**Task prompt**
Copy out each line of the material in which the word "navigator" appears.

**Source material**
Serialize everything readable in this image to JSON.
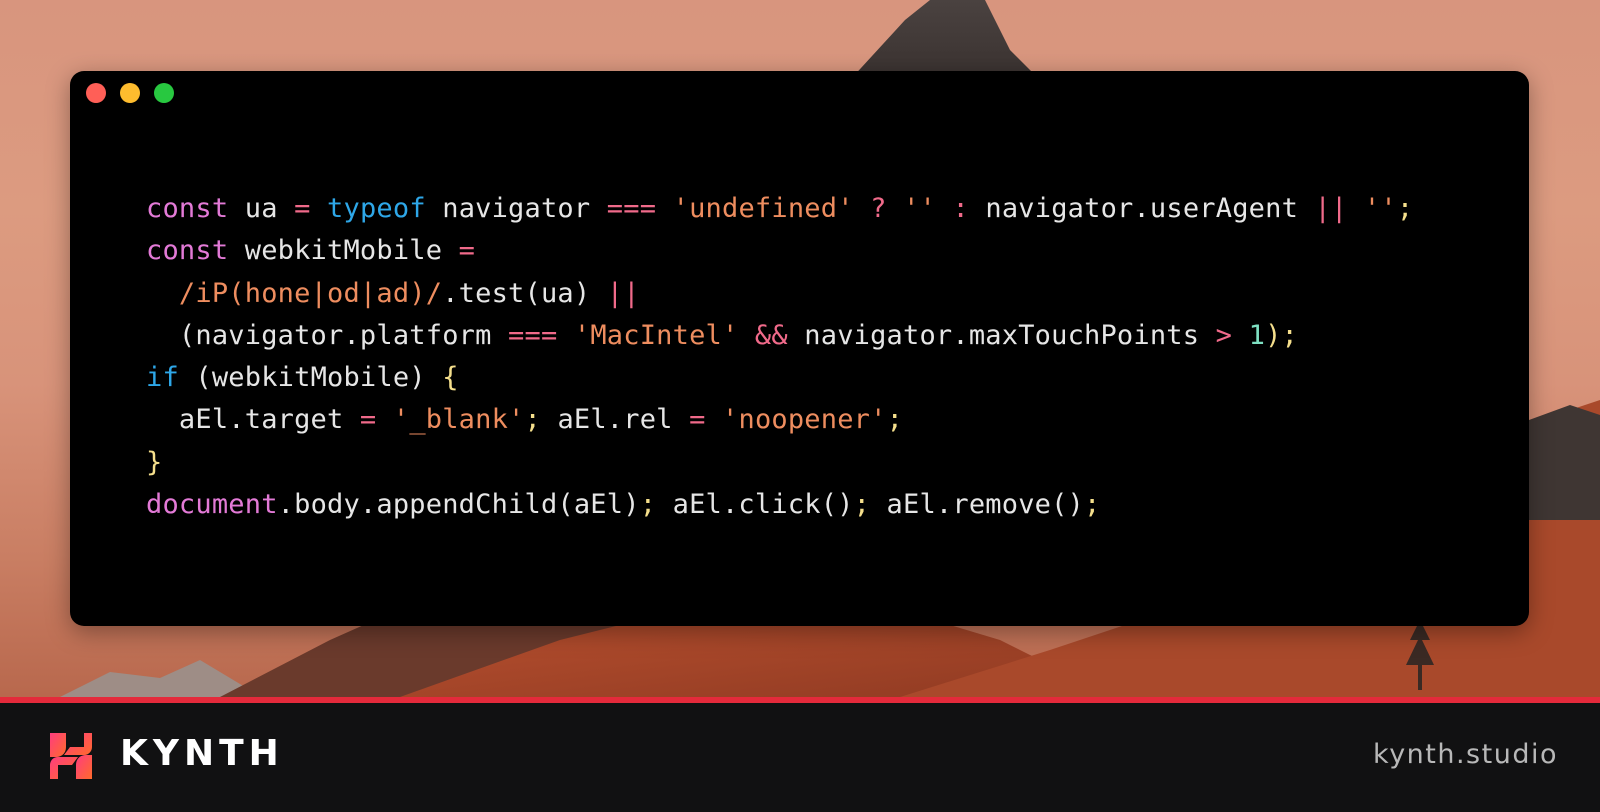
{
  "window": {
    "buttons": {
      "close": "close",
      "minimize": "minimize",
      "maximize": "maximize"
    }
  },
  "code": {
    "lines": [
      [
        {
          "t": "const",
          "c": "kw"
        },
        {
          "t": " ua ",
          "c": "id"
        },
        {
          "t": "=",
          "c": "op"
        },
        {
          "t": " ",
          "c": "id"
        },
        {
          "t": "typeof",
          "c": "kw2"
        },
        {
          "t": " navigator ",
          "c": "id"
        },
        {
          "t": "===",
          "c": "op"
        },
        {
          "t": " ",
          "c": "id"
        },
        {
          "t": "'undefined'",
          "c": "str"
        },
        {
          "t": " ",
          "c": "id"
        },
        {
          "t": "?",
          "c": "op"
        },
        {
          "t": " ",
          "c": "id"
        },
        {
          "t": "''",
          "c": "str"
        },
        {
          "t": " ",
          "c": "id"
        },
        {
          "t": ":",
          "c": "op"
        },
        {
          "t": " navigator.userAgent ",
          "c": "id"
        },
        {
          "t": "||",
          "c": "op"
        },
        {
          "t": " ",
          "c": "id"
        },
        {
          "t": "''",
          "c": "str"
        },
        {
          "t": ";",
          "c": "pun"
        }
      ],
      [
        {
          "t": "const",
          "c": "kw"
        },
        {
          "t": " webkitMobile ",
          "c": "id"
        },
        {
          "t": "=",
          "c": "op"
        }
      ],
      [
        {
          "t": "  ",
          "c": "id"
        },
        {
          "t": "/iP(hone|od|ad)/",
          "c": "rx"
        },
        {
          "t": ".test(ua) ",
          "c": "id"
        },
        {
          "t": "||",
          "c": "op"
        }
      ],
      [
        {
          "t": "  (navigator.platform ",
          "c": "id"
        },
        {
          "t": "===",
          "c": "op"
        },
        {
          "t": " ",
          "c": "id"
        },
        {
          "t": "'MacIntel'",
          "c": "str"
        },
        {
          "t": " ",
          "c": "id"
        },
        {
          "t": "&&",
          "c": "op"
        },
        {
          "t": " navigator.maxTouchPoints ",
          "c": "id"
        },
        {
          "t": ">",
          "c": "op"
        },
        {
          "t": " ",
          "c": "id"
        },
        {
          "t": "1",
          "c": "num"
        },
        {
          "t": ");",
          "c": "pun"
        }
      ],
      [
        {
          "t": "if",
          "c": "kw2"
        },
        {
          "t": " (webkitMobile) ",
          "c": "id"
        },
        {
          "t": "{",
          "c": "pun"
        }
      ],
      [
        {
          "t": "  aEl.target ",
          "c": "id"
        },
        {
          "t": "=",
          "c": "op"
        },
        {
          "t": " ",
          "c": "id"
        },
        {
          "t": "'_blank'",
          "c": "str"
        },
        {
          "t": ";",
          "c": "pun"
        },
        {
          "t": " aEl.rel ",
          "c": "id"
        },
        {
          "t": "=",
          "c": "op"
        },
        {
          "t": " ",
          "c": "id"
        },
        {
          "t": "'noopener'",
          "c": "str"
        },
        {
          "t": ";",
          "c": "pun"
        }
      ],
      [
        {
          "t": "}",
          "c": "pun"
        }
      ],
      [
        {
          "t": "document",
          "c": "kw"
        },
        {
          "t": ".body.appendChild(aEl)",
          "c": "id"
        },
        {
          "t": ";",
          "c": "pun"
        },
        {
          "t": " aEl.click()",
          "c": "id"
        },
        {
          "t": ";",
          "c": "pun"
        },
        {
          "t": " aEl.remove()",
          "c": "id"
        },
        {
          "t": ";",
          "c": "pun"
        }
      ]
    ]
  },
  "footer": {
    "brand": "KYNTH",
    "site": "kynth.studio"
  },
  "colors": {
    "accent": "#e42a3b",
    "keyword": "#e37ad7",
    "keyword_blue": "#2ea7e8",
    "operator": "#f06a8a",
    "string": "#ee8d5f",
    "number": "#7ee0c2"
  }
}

**Answer to this exercise**
          "t": " navigator ",
          "t": " navigator.userAgent ",
          "t": "  (navigator.platform ",
          "t": " navigator.maxTouchPoints ",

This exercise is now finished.